The Super Bowl is the biggest day of the year for advertisers. And this year, companies didn't shy away from calling out President Trump and his politics, even if they didn't specifically use his name. Check out a few ads that waded into political topics in 2017.
The building supply company aimed to recruit new employees with its controversial ad. The original got rejected for showing a border wall, and its edited version prompts viewers to check its website—with a convenient career page link—for the full version.
The home-sharing company had one of the most outright political ads of the night. The ad showed close-ups of people of all ages, races, and genders with a message of togetherness. "We believe no matter who you are, where you're from, who you love, or who you worship, we all belong." Airbnb's website included a pledge to provide short-term housing for 100,000 people in need, including refugees.
The car company's Super Bowl ad, called "Daughter," featured a young girl entering a downhill cart race, while her dad narrates and talks about equal pay. "Do I tell her that despite her education, her drive, her skills, her intelligence, she will automatically be valued as less than every man she ever meets?" he says. Audi's ad was definitely controversial and got a flood of "thumbs down" reactions on YouTube.
The beer giant's ad, "Born the Hard Way," tells the story of founder Adolphus Busch and how he struggled as an immigrant in the United States.
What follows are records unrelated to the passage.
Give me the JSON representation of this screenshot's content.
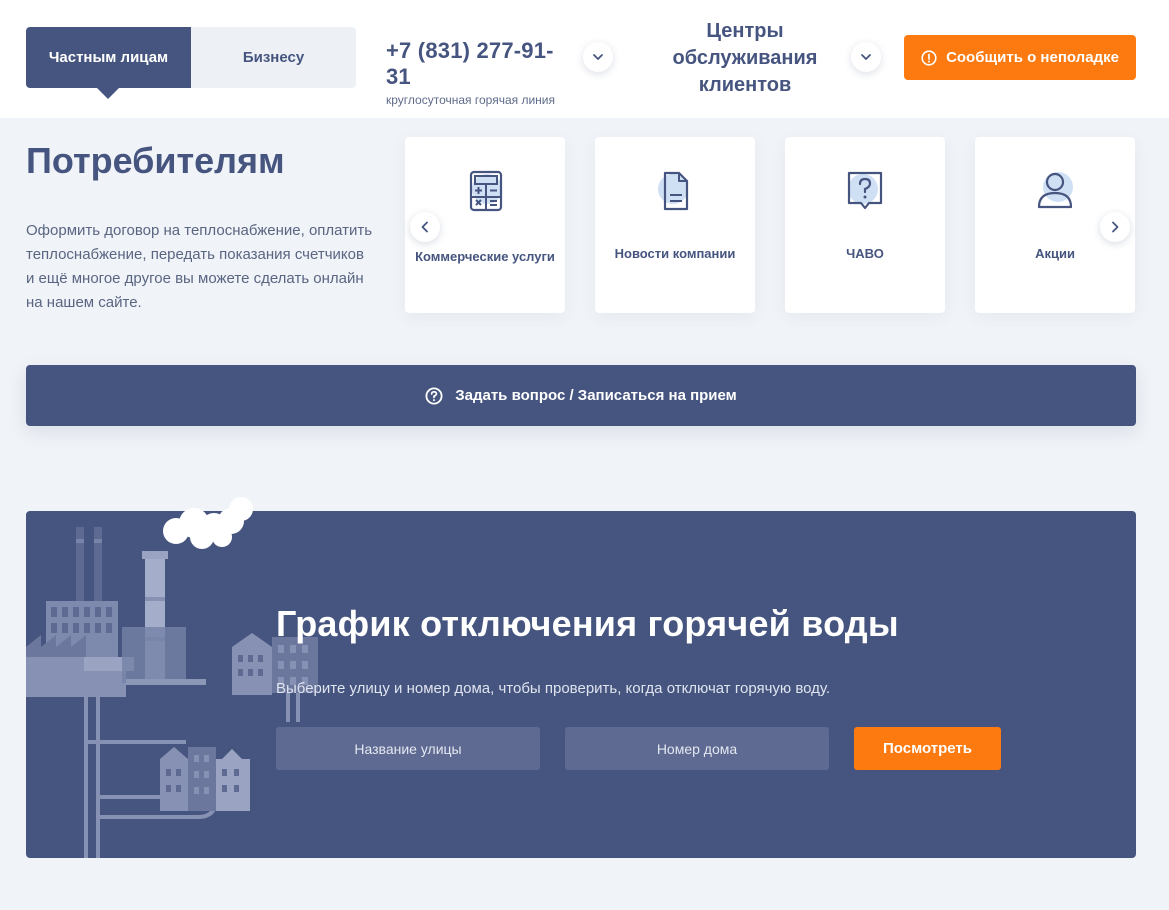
{
  "header": {
    "tabs": [
      {
        "label": "Частным лицам",
        "active": true
      },
      {
        "label": "Бизнесу",
        "active": false
      }
    ],
    "phone": {
      "number": "+7 (831) 277-91-31",
      "caption": "круглосуточная горячая линия"
    },
    "centers_label": "Центры обслуживания клиентов",
    "report_label": "Сообщить о неполадке"
  },
  "consumers": {
    "title": "Потребителям",
    "description": "Оформить договор на теплоснабжение, оплатить теплоснабжение, передать показания счетчиков и ещё многое другое вы можете сделать онлайн на нашем сайте.",
    "cards": [
      {
        "label": "Коммерческие услуги",
        "icon": "calculator-icon"
      },
      {
        "label": "Новости компании",
        "icon": "document-icon"
      },
      {
        "label": "ЧАВО",
        "icon": "question-icon"
      },
      {
        "label": "Акции",
        "icon": "user-icon"
      }
    ],
    "ask_label": "Задать вопрос / Записаться на прием"
  },
  "schedule": {
    "title": "График отключения горячей воды",
    "subtitle": "Выберите улицу и номер дома, чтобы проверить, когда отключат горячую воду.",
    "street_placeholder": "Название улицы",
    "house_placeholder": "Номер дома",
    "submit_label": "Посмотреть"
  },
  "colors": {
    "primary": "#46557f",
    "accent": "#fc7a0f",
    "background": "#f0f3f7"
  }
}
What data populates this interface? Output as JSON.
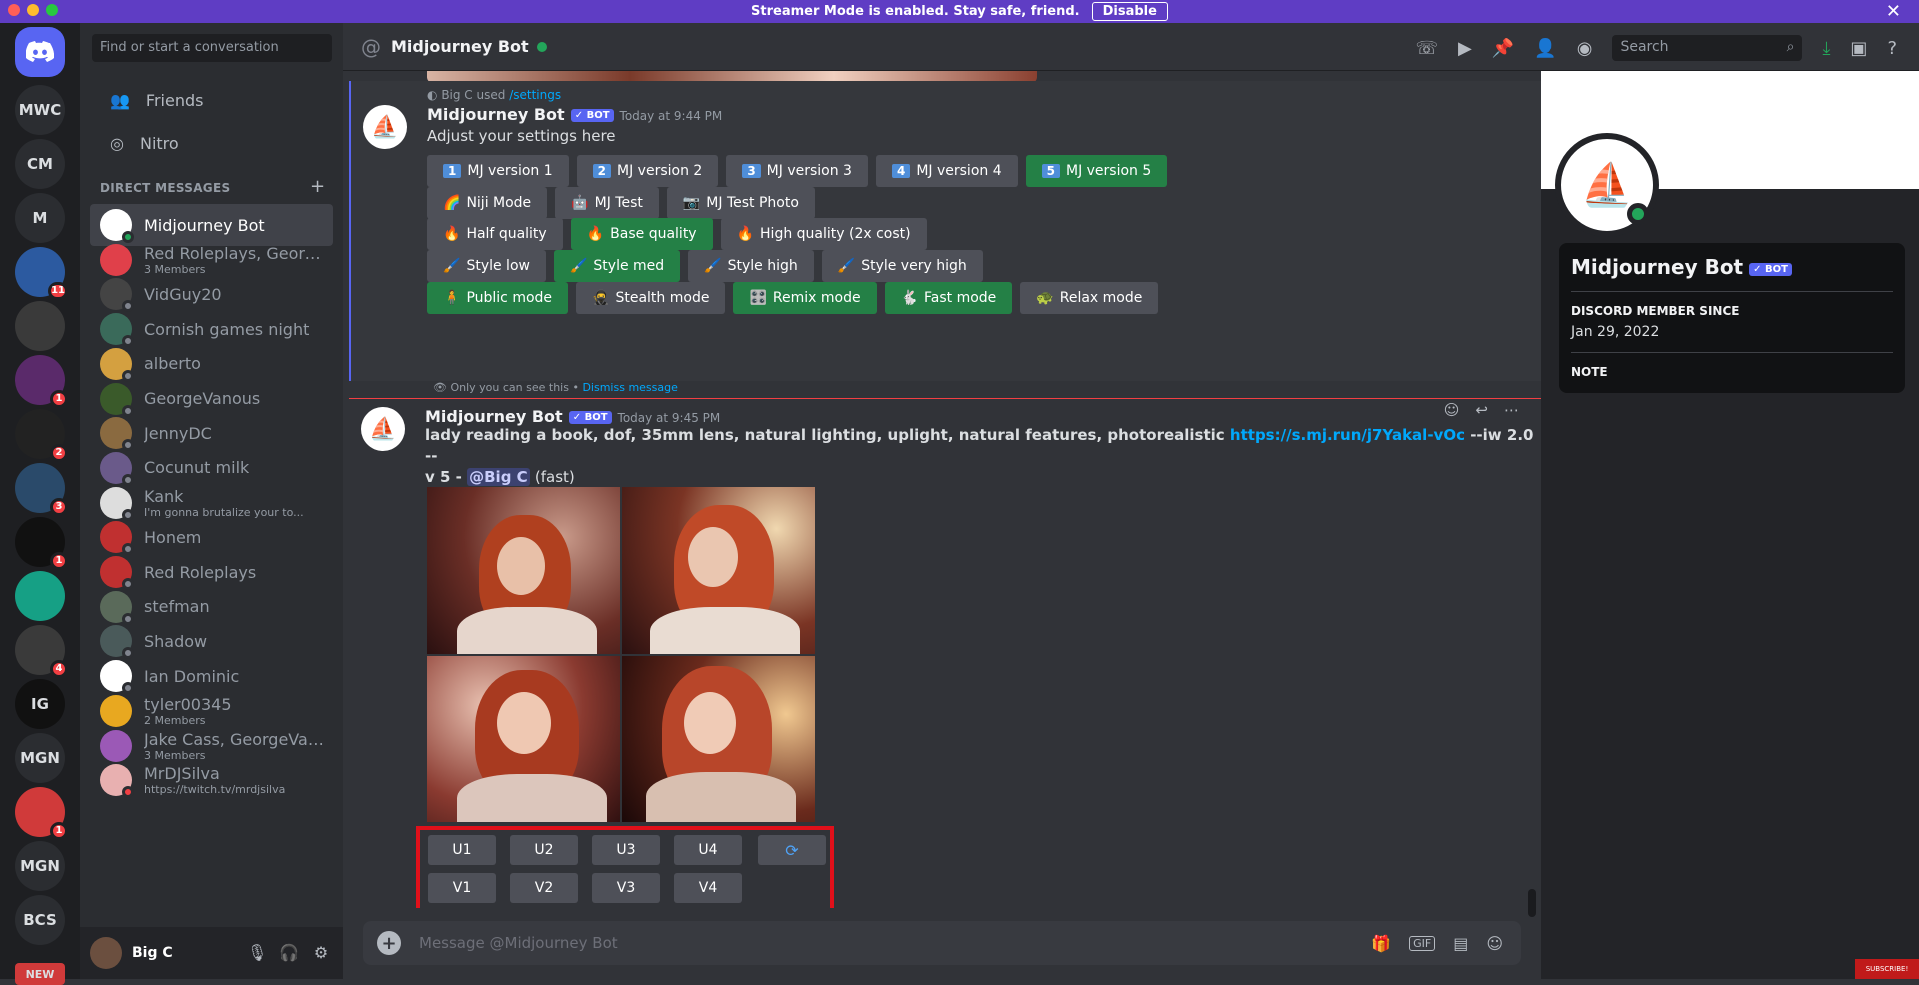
{
  "banner": {
    "text": "Streamer Mode is enabled. Stay safe, friend.",
    "button": "Disable"
  },
  "servers": [
    {
      "label": "MWC"
    },
    {
      "label": "CM"
    },
    {
      "label": "M"
    },
    {
      "label": "",
      "badge": "11"
    },
    {
      "label": ""
    },
    {
      "label": "",
      "badge": "1"
    },
    {
      "label": "",
      "badge": "2"
    },
    {
      "label": "",
      "badge": "3"
    },
    {
      "label": "",
      "badge": "1"
    },
    {
      "label": ""
    },
    {
      "label": "",
      "badge": "4"
    },
    {
      "label": "IG"
    },
    {
      "label": "MGN"
    },
    {
      "label": "",
      "badge": "1"
    },
    {
      "label": "MGN"
    },
    {
      "label": "BCS"
    },
    {
      "label": "NEW"
    }
  ],
  "sidebar": {
    "search_placeholder": "Find or start a conversation",
    "friends": "Friends",
    "nitro": "Nitro",
    "dm_header": "DIRECT MESSAGES",
    "dms": [
      {
        "name": "Midjourney Bot",
        "sub": ""
      },
      {
        "name": "Red Roleplays, Georg...",
        "sub": "3 Members"
      },
      {
        "name": "VidGuy20",
        "sub": ""
      },
      {
        "name": "Cornish games night",
        "sub": ""
      },
      {
        "name": "alberto",
        "sub": ""
      },
      {
        "name": "GeorgeVanous",
        "sub": ""
      },
      {
        "name": "JennyDC",
        "sub": ""
      },
      {
        "name": "Cocunut milk",
        "sub": ""
      },
      {
        "name": "Kank",
        "sub": "I'm gonna brutalize your to..."
      },
      {
        "name": "Honem",
        "sub": ""
      },
      {
        "name": "Red Roleplays",
        "sub": ""
      },
      {
        "name": "stefman",
        "sub": ""
      },
      {
        "name": "Shadow",
        "sub": ""
      },
      {
        "name": "Ian Dominic",
        "sub": ""
      },
      {
        "name": "tyler00345",
        "sub": "2 Members"
      },
      {
        "name": "Jake Cass, GeorgeVan...",
        "sub": "3 Members"
      },
      {
        "name": "MrDJSilva",
        "sub": "https://twitch.tv/mrdjsilva"
      }
    ],
    "user": "Big C"
  },
  "topbar": {
    "title": "Midjourney Bot",
    "search": "Search"
  },
  "ephemeral": {
    "used_by": "Big C used",
    "command": "/settings",
    "author": "Midjourney Bot",
    "bot_tag": "BOT",
    "time": "Today at 9:44 PM",
    "text": "Adjust your settings here",
    "rows": [
      [
        {
          "n": "1",
          "label": "MJ version 1"
        },
        {
          "n": "2",
          "label": "MJ version 2"
        },
        {
          "n": "3",
          "label": "MJ version 3"
        },
        {
          "n": "4",
          "label": "MJ version 4"
        },
        {
          "n": "5",
          "label": "MJ version 5",
          "active": true
        }
      ],
      [
        {
          "e": "🌈",
          "label": "Niji Mode"
        },
        {
          "e": "🤖",
          "label": "MJ Test"
        },
        {
          "e": "📷",
          "label": "MJ Test Photo"
        }
      ],
      [
        {
          "e": "🔥",
          "label": "Half quality"
        },
        {
          "e": "🔥",
          "label": "Base quality",
          "active": true
        },
        {
          "e": "🔥",
          "label": "High quality (2x cost)"
        }
      ],
      [
        {
          "e": "🖌️",
          "label": "Style low"
        },
        {
          "e": "🖌️",
          "label": "Style med",
          "active": true
        },
        {
          "e": "🖌️",
          "label": "Style high"
        },
        {
          "e": "🖌️",
          "label": "Style very high"
        }
      ],
      [
        {
          "e": "🧍",
          "label": "Public mode",
          "active": true
        },
        {
          "e": "🥷",
          "label": "Stealth mode"
        },
        {
          "e": "🎛️",
          "label": "Remix mode",
          "active": true
        },
        {
          "e": "🐇",
          "label": "Fast mode",
          "active": true
        },
        {
          "e": "🐢",
          "label": "Relax mode"
        }
      ]
    ],
    "only_you": "Only you can see this •",
    "dismiss": "Dismiss message"
  },
  "message": {
    "author": "Midjourney Bot",
    "bot_tag": "BOT",
    "time": "Today at 9:45 PM",
    "prompt": "lady reading a book, dof, 35mm lens, natural lighting, uplight, natural features, photorealistic",
    "link": "https://s.mj.run/j7Yakal-vOc",
    "suffix": "--iw 2.0 --",
    "line2": "v 5 -",
    "mention": "@Big C",
    "speed": "(fast)",
    "upscale": [
      "U1",
      "U2",
      "U3",
      "U4"
    ],
    "variation": [
      "V1",
      "V2",
      "V3",
      "V4"
    ]
  },
  "composer": {
    "placeholder": "Message @Midjourney Bot"
  },
  "profile": {
    "name": "Midjourney Bot",
    "bot_tag": "BOT",
    "member_since_label": "DISCORD MEMBER SINCE",
    "member_since": "Jan 29, 2022",
    "note_label": "NOTE"
  },
  "subscribe": "SUBSCRIBE!",
  "colors": {
    "blurple": "#5865f2",
    "green": "#248046",
    "highlight": "#e0101a"
  }
}
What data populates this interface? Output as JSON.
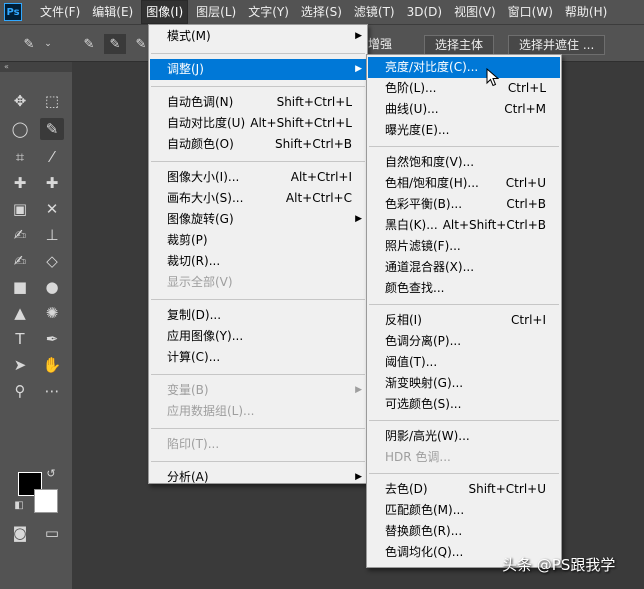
{
  "app": {
    "logo": "Ps"
  },
  "menubar": {
    "items": [
      "文件(F)",
      "编辑(E)",
      "图像(I)",
      "图层(L)",
      "文字(Y)",
      "选择(S)",
      "滤镜(T)",
      "3D(D)",
      "视图(V)",
      "窗口(W)",
      "帮助(H)"
    ],
    "active_index": 2
  },
  "options": {
    "partial_label": "增强",
    "select_subject": "选择主体",
    "select_and_mask": "选择并遮住 ..."
  },
  "image_menu": [
    {
      "label": "模式(M)",
      "shortcut": "",
      "submenu": true,
      "disabled": false
    },
    {
      "sep": true
    },
    {
      "label": "调整(J)",
      "shortcut": "",
      "submenu": true,
      "disabled": false,
      "highlight": true
    },
    {
      "sep": true
    },
    {
      "label": "自动色调(N)",
      "shortcut": "Shift+Ctrl+L",
      "submenu": false,
      "disabled": false
    },
    {
      "label": "自动对比度(U)",
      "shortcut": "Alt+Shift+Ctrl+L",
      "submenu": false,
      "disabled": false
    },
    {
      "label": "自动颜色(O)",
      "shortcut": "Shift+Ctrl+B",
      "submenu": false,
      "disabled": false
    },
    {
      "sep": true
    },
    {
      "label": "图像大小(I)...",
      "shortcut": "Alt+Ctrl+I",
      "submenu": false,
      "disabled": false
    },
    {
      "label": "画布大小(S)...",
      "shortcut": "Alt+Ctrl+C",
      "submenu": false,
      "disabled": false
    },
    {
      "label": "图像旋转(G)",
      "shortcut": "",
      "submenu": true,
      "disabled": false
    },
    {
      "label": "裁剪(P)",
      "shortcut": "",
      "submenu": false,
      "disabled": false
    },
    {
      "label": "裁切(R)...",
      "shortcut": "",
      "submenu": false,
      "disabled": false
    },
    {
      "label": "显示全部(V)",
      "shortcut": "",
      "submenu": false,
      "disabled": true
    },
    {
      "sep": true
    },
    {
      "label": "复制(D)...",
      "shortcut": "",
      "submenu": false,
      "disabled": false
    },
    {
      "label": "应用图像(Y)...",
      "shortcut": "",
      "submenu": false,
      "disabled": false
    },
    {
      "label": "计算(C)...",
      "shortcut": "",
      "submenu": false,
      "disabled": false
    },
    {
      "sep": true
    },
    {
      "label": "变量(B)",
      "shortcut": "",
      "submenu": true,
      "disabled": true
    },
    {
      "label": "应用数据组(L)...",
      "shortcut": "",
      "submenu": false,
      "disabled": true
    },
    {
      "sep": true
    },
    {
      "label": "陷印(T)...",
      "shortcut": "",
      "submenu": false,
      "disabled": true
    },
    {
      "sep": true
    },
    {
      "label": "分析(A)",
      "shortcut": "",
      "submenu": true,
      "disabled": false
    }
  ],
  "adjust_menu": [
    {
      "label": "亮度/对比度(C)...",
      "shortcut": "",
      "disabled": false,
      "highlight": true
    },
    {
      "label": "色阶(L)...",
      "shortcut": "Ctrl+L",
      "disabled": false
    },
    {
      "label": "曲线(U)...",
      "shortcut": "Ctrl+M",
      "disabled": false
    },
    {
      "label": "曝光度(E)...",
      "shortcut": "",
      "disabled": false
    },
    {
      "sep": true
    },
    {
      "label": "自然饱和度(V)...",
      "shortcut": "",
      "disabled": false
    },
    {
      "label": "色相/饱和度(H)...",
      "shortcut": "Ctrl+U",
      "disabled": false
    },
    {
      "label": "色彩平衡(B)...",
      "shortcut": "Ctrl+B",
      "disabled": false
    },
    {
      "label": "黑白(K)...",
      "shortcut": "Alt+Shift+Ctrl+B",
      "disabled": false
    },
    {
      "label": "照片滤镜(F)...",
      "shortcut": "",
      "disabled": false
    },
    {
      "label": "通道混合器(X)...",
      "shortcut": "",
      "disabled": false
    },
    {
      "label": "颜色查找...",
      "shortcut": "",
      "disabled": false
    },
    {
      "sep": true
    },
    {
      "label": "反相(I)",
      "shortcut": "Ctrl+I",
      "disabled": false
    },
    {
      "label": "色调分离(P)...",
      "shortcut": "",
      "disabled": false
    },
    {
      "label": "阈值(T)...",
      "shortcut": "",
      "disabled": false
    },
    {
      "label": "渐变映射(G)...",
      "shortcut": "",
      "disabled": false
    },
    {
      "label": "可选颜色(S)...",
      "shortcut": "",
      "disabled": false
    },
    {
      "sep": true
    },
    {
      "label": "阴影/高光(W)...",
      "shortcut": "",
      "disabled": false
    },
    {
      "label": "HDR 色调...",
      "shortcut": "",
      "disabled": true
    },
    {
      "sep": true
    },
    {
      "label": "去色(D)",
      "shortcut": "Shift+Ctrl+U",
      "disabled": false
    },
    {
      "label": "匹配颜色(M)...",
      "shortcut": "",
      "disabled": false
    },
    {
      "label": "替换颜色(R)...",
      "shortcut": "",
      "disabled": false
    },
    {
      "label": "色调均化(Q)...",
      "shortcut": "",
      "disabled": false
    }
  ],
  "watermark": "头条 @PS跟我学",
  "colors": {
    "highlight": "#0078d7",
    "menu_bg": "#f0f0f0",
    "chrome": "#535353",
    "canvas": "#3a3a3a"
  },
  "foreground_color": "#000000",
  "background_color": "#ffffff"
}
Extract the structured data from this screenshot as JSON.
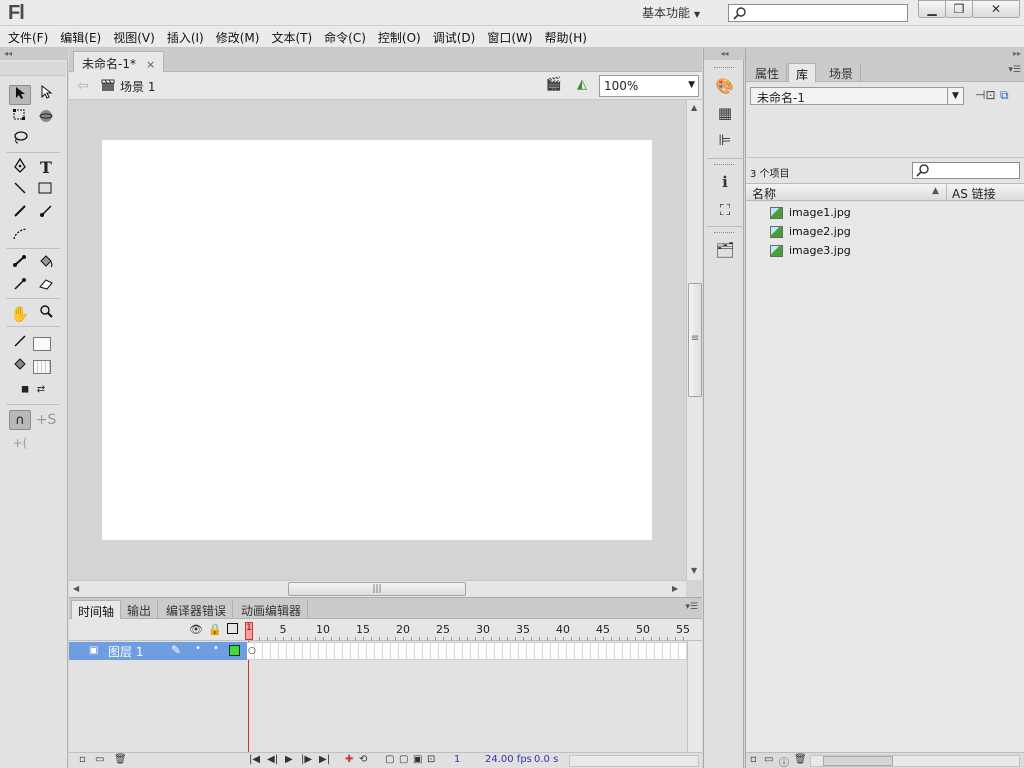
{
  "app": {
    "logo": "Fl",
    "workspace": "基本功能",
    "window_buttons": {
      "minimize": "▁",
      "maximize": "❐",
      "close": "✕"
    }
  },
  "menu": [
    "文件(F)",
    "编辑(E)",
    "视图(V)",
    "插入(I)",
    "修改(M)",
    "文本(T)",
    "命令(C)",
    "控制(O)",
    "调试(D)",
    "窗口(W)",
    "帮助(H)"
  ],
  "document": {
    "tab_title": "未命名-1*",
    "tab_close": "×",
    "scene": "场景 1",
    "zoom": "100%"
  },
  "timeline": {
    "tabs": [
      "时间轴",
      "输出",
      "编译器错误",
      "动画编辑器"
    ],
    "frame_numbers": [
      "5",
      "10",
      "15",
      "20",
      "25",
      "30",
      "35",
      "40",
      "45",
      "50",
      "55"
    ],
    "playhead_frame": "1",
    "layer_name": "图层 1",
    "current_frame": "1",
    "fps": "24.00 fps",
    "elapsed": "0.0 s"
  },
  "panel": {
    "tabs": [
      "属性",
      "库",
      "场景"
    ],
    "active_tab": "库",
    "library_document": "未命名-1",
    "item_count": "3 个项目",
    "col_name": "名称",
    "col_as": "AS 链接",
    "items": [
      "image1.jpg",
      "image2.jpg",
      "image3.jpg"
    ]
  },
  "icons": {
    "selection": "selection-tool-icon",
    "subselection": "subselection-tool-icon",
    "free_transform": "free-transform-icon",
    "3d_rotation": "3d-rotation-icon",
    "lasso": "lasso-icon",
    "pen": "pen-icon",
    "text": "text-tool-icon",
    "line": "line-tool-icon",
    "rectangle": "rectangle-tool-icon",
    "pencil": "pencil-icon",
    "brush": "brush-icon",
    "deco": "deco-tool-icon",
    "bone": "bone-tool-icon",
    "paint_bucket": "paint-bucket-icon",
    "eyedropper": "eyedropper-icon",
    "eraser": "eraser-icon",
    "hand": "hand-icon",
    "zoom": "zoom-icon"
  },
  "colors": {
    "accent_layer": "#6f9ee0",
    "playhead": "#d03030",
    "layer_outline": "#3ddc3d"
  }
}
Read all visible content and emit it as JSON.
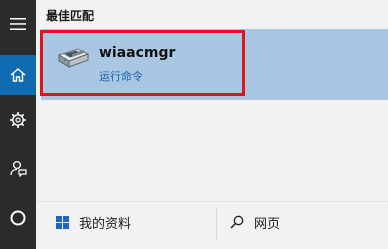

It's a clear response to President Trump's anti-immigration stance in the White House, and supporters threatened a boycott in response.
Shortly before the Super Bowl, Coca-Cola aired a moving commercial set to the song "America the Beautiful." The ad, which originally aired back in 2014, showcases a diverse population and includes versions of the song in other languages.
It's A 10 Haircare
The hair product company took a silly shot at Donald Trump during its Super Bowl ad, warning Americans that they were in for "at least four years of awful hair." But the ad emphasized the importance of diversity, no matter what your hair looks like.
This story originally appeared on Townandcountrymag.com.
* Minor edits have been made by the